Five widespread upper Cenozoic tephra layers that are found within continental sediments of the western United States have been correlated with tephra layers in marine sediments in the Humboldt and Ventura basins of coastal California by similarities in major-and trace-element abundances; four of these layers have also been identified in deep-ocean sediments at DSDP sites 34, 36, 173, and 470 in the northeastern Pacific Ocean. These layers, erupted from vents in the Yellowstone National Park area of Wyoming and Idaho (Y), the Cascade Range of the Pacific Northwest (C), and the Long Valley area, California (L), are the Huckleberry Ridge ash bed (2.0 Ma, Y), Rio Dell ash bed (ca. 1.5 Ma, C), Bishop ash bed (0.74 Ma, L), Lava Creek B ash bed (0.62 Ma, Y), and Loleta ash bed (ca. 0.4 Ma, C).
The isochronous nature of these beds allows direct comparison of chronologic and climatic data in a variety of depositional environments. For example, the widespread Bishop ash bed is correlated from proximal localities near Bishop in east-central California, where it is interbedded with volcanic and glacial deposits, to lacustrine beds near Tecopa, southeastern California, to deformed on-shore marine strata near Ventura, southwestern California, to deep-ocean sediments at site 470 in the eastern Pacific Ocean west of northern Mexico.

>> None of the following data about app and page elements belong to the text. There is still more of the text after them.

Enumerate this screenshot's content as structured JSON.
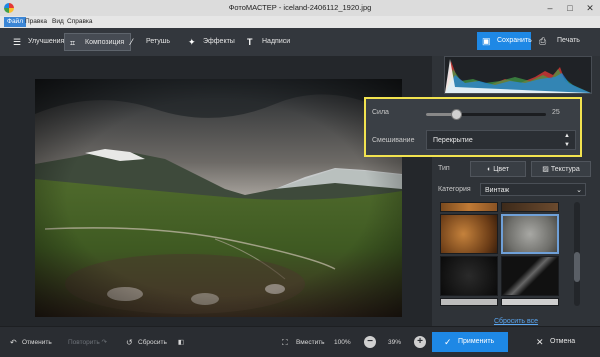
{
  "window": {
    "title": "ФотоМАСТЕР - iceland-2406112_1920.jpg"
  },
  "menu": [
    "Файл",
    "Правка",
    "Вид",
    "Справка"
  ],
  "toolbar": {
    "tabs": [
      {
        "label": "Улучшения",
        "icon": "sliders-icon"
      },
      {
        "label": "Композиция",
        "icon": "crop-icon"
      },
      {
        "label": "Ретушь",
        "icon": "brush-icon"
      },
      {
        "label": "Эффекты",
        "icon": "effects-icon"
      },
      {
        "label": "Надписи",
        "icon": "text-icon"
      }
    ],
    "active_tab": 1,
    "save_label": "Сохранить",
    "print_label": "Печать"
  },
  "panel": {
    "strength_label": "Сила",
    "strength_value": "25",
    "strength_fraction": 0.25,
    "blend_label": "Смешивание",
    "blend_value": "Перекрытие",
    "type_label": "Тип",
    "color_label": "Цвет",
    "texture_label": "Текстура",
    "category_label": "Категория",
    "category_value": "Винтаж",
    "reset_all_label": "Сбросить все"
  },
  "bottombar": {
    "undo_label": "Отменить",
    "redo_label": "Повторить",
    "reset_label": "Сбросить",
    "fit_label": "Вместить",
    "zoom_fixed": "100%",
    "zoom_value": "39%",
    "apply_label": "Применить",
    "cancel_label": "Отмена"
  },
  "colors": {
    "accent": "#1e88e5",
    "highlight": "#f2e34f"
  }
}
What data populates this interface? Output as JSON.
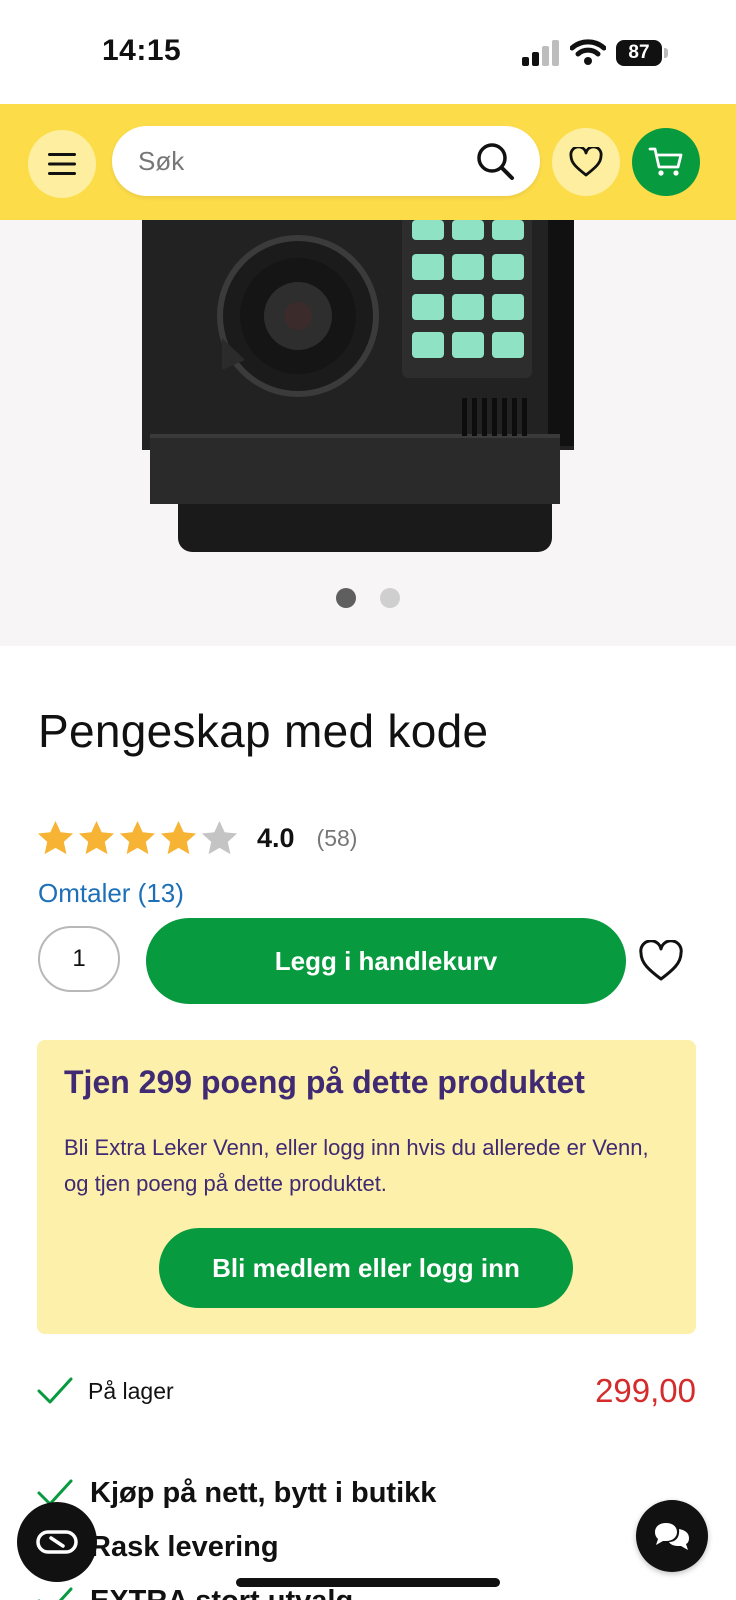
{
  "status_bar": {
    "time": "14:15",
    "battery": "87",
    "icons": [
      "cellular-signal-icon",
      "wifi-icon",
      "battery-icon"
    ]
  },
  "header": {
    "search_placeholder": "Søk",
    "icons": [
      "menu-icon",
      "search-icon",
      "heart-icon",
      "cart-icon"
    ],
    "colors": {
      "background": "#fddc4a",
      "cart_button": "#079a3e"
    }
  },
  "gallery": {
    "image_count": 2,
    "active_index": 0
  },
  "product": {
    "title": "Pengeskap med kode",
    "rating_value": "4.0",
    "rating_stars": 4,
    "rating_count": "(58)",
    "reviews_link": "Omtaler (13)",
    "quantity": "1",
    "add_to_cart": "Legg i handlekurv",
    "stock": "På lager",
    "price": "299,00"
  },
  "loyalty": {
    "title": "Tjen 299 poeng på dette produktet",
    "text": "Bli Extra Leker Venn, eller logg inn hvis du allerede er Venn, og tjen poeng på dette produktet.",
    "button": "Bli medlem eller logg inn"
  },
  "usps": [
    {
      "label": "Kjøp på nett, bytt i butikk"
    },
    {
      "label": "Rask levering"
    },
    {
      "label": "EXTRA stort utvalg"
    }
  ],
  "colors": {
    "primary_green": "#079a3e",
    "price_red": "#d42b2b",
    "star_gold": "#f7b334",
    "loyalty_bg": "#fdf0ab",
    "loyalty_text": "#3f2a73",
    "link_blue": "#1d6fb8"
  }
}
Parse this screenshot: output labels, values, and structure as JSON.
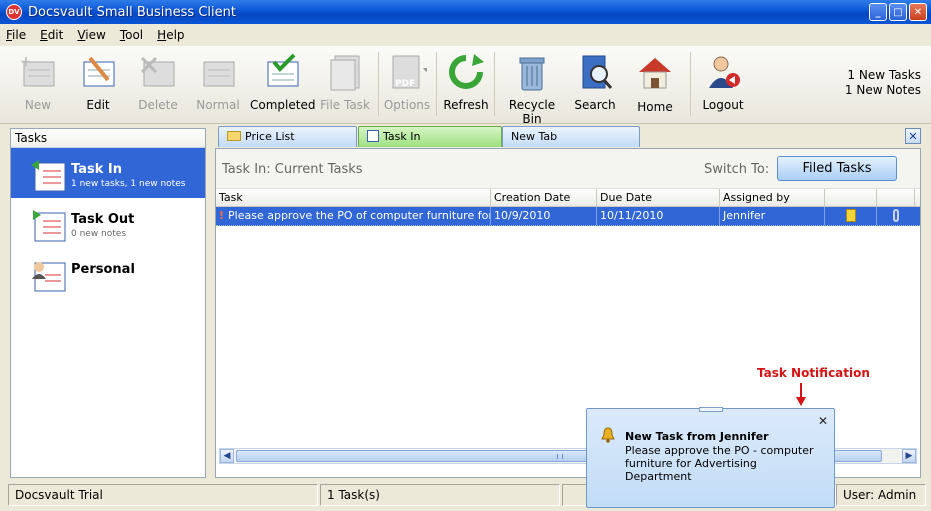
{
  "window": {
    "title": "Docsvault Small Business Client",
    "logo_text": "DV"
  },
  "menu": [
    {
      "key": "F",
      "rest": "ile"
    },
    {
      "key": "E",
      "rest": "dit"
    },
    {
      "key": "V",
      "rest": "iew"
    },
    {
      "key": "T",
      "rest": "ool"
    },
    {
      "key": "H",
      "rest": "elp"
    }
  ],
  "toolbar": {
    "new": "New",
    "edit": "Edit",
    "delete": "Delete",
    "normal": "Normal",
    "completed": "Completed",
    "file_task": "File Task",
    "options": "Options",
    "refresh": "Refresh",
    "recycle_bin": "Recycle Bin",
    "search": "Search",
    "home": "Home",
    "logout": "Logout",
    "status_tasks": "1 New Tasks",
    "status_notes": "1 New Notes"
  },
  "sidebar": {
    "header": "Tasks",
    "folders": [
      {
        "name": "Task In",
        "sub": "1 new tasks, 1 new notes"
      },
      {
        "name": "Task Out",
        "sub": "0 new notes"
      },
      {
        "name": "Personal",
        "sub": ""
      }
    ]
  },
  "tabs": [
    {
      "label": "Price List"
    },
    {
      "label": "Task In"
    },
    {
      "label": "New Tab"
    }
  ],
  "main": {
    "title": "Task In: Current Tasks",
    "switch_label": "Switch To:",
    "filed_button": "Filed Tasks",
    "columns": [
      "Task",
      "Creation Date",
      "Due Date",
      "Assigned by",
      "",
      ""
    ],
    "rows": [
      {
        "task": "Please approve the PO of computer furniture for...",
        "created": "10/9/2010",
        "due": "10/11/2010",
        "assigned": "Jennifer"
      }
    ]
  },
  "statusbar": {
    "product": "Docsvault Trial",
    "count": "1 Task(s)",
    "user": "User: Admin"
  },
  "notification": {
    "callout": "Task Notification",
    "title": "New Task from Jennifer",
    "body": "Please approve the PO - computer furniture for Advertising Department"
  }
}
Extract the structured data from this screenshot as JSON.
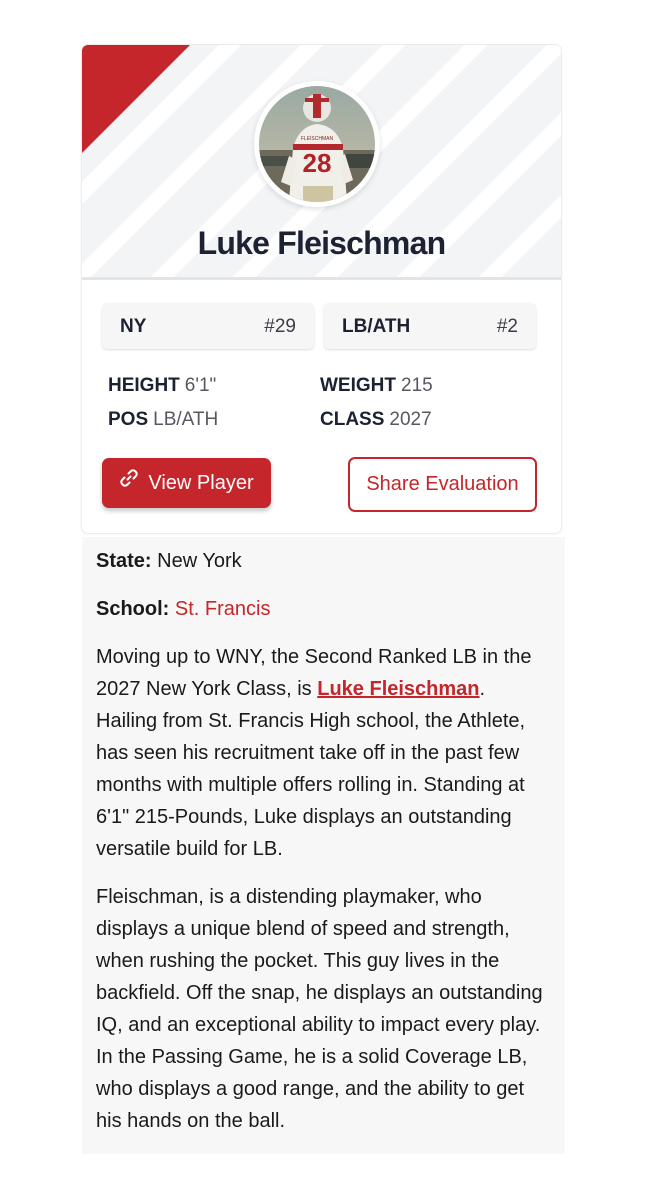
{
  "player": {
    "name": "Luke Fleischman",
    "photo_jersey_name": "FLEISCHMAN",
    "photo_jersey_number": "28"
  },
  "chips": [
    {
      "label": "NY",
      "value": "#29"
    },
    {
      "label": "LB/ATH",
      "value": "#2"
    }
  ],
  "stats": {
    "height": {
      "label": "HEIGHT",
      "value": "6'1\""
    },
    "weight": {
      "label": "WEIGHT",
      "value": "215"
    },
    "pos": {
      "label": "POS",
      "value": "LB/ATH"
    },
    "class": {
      "label": "CLASS",
      "value": "2027"
    }
  },
  "buttons": {
    "view_player": "View Player",
    "share_evaluation": "Share Evaluation"
  },
  "article": {
    "state_label": "State:",
    "state_value": "New York",
    "school_label": "School:",
    "school_value": "St. Francis",
    "p1_before": "Moving up to WNY, the Second Ranked LB in the 2027 New York Class, is ",
    "p1_link": "Luke Fleischman",
    "p1_after": ". Hailing from St. Francis High school, the Athlete, has seen his recruitment take off in the past few months with multiple offers rolling in. Standing at 6'1\" 215-Pounds, Luke displays an outstanding versatile build for LB.",
    "p2": "Fleischman, is a distending playmaker, who displays a unique blend of speed and strength, when rushing the pocket. This guy lives in the backfield. Off the snap, he displays an outstanding IQ, and an exceptional ability to impact every play. In the Passing Game, he is a solid Coverage LB, who displays a good range, and the ability to get his hands on the ball."
  },
  "colors": {
    "accent": "#c4262b",
    "text": "#1d2233",
    "article_bg": "#f7f7f7"
  }
}
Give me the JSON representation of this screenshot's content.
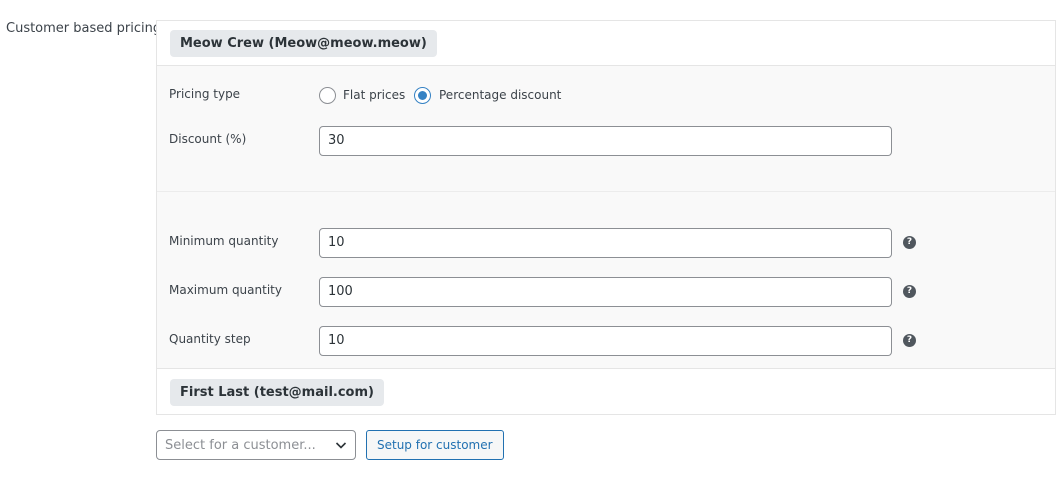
{
  "section": {
    "label": "Customer based pricing"
  },
  "customers": [
    {
      "name": "Meow Crew (Meow@meow.meow)",
      "pricing_type": {
        "label": "Pricing type",
        "options": [
          "Flat prices",
          "Percentage discount"
        ],
        "selected": "Percentage discount"
      },
      "discount": {
        "label": "Discount (%)",
        "value": "30"
      },
      "minimum_quantity": {
        "label": "Minimum quantity",
        "value": "10"
      },
      "maximum_quantity": {
        "label": "Maximum quantity",
        "value": "100"
      },
      "quantity_step": {
        "label": "Quantity step",
        "value": "10"
      }
    },
    {
      "name": "First Last (test@mail.com)"
    }
  ],
  "help_glyph": "?",
  "footer": {
    "select_placeholder": "Select for a customer...",
    "setup_button_label": "Setup for customer"
  },
  "colors": {
    "accent": "#3582c4",
    "button_text": "#2271b1",
    "chip_bg": "#e6e9ec"
  }
}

The correlations allow us to compare isotopic ages determined for the tephra layers with ages of continental and marine biostratigraphic zones determined by magnetostratigraphy and other numerical age control and also provide iterative checks for available age control. Relative age variations of as much as 0.5 m.y. exist between marine biostratigraphic datums [for example, highest occurrence level of Discoaster brouweri and Calcidiscus tropicus (= C. macintyrei)], as determined from sedimentation rate curves derived from other age control available at each of several sites. These discrepancies may be due to several factors, among which are (1) diachronism of the lowest and highest occurrence levels of marine faunal and floral species with latitude because of ecologic thresholds, (2) upward reworking of older forms in hemipelagic sections adjacent to the tectonically active coast of the western United States and other similar analytical problems in identification of biostratigraphic and magnetostratigraphic datums, (3) dissolution of microfossils or selective diagenesis of some taxa, (4) lack of precision in isotopic age calibration of these datums, (5) errors in isotopic ages of tephra beds, and (6) large variations in sedimentation rates or hiatuses in stratigraphic sections that result in age errors of interpolated datums. Correlation of tephra layers between on-land marine and deep-ocean deposits indicates that some biostratigraphic datums (diatom and calcareous nannofossil) may be truly time transgressive because at some sites, they are found above and, at other sites, below the same tephra layers.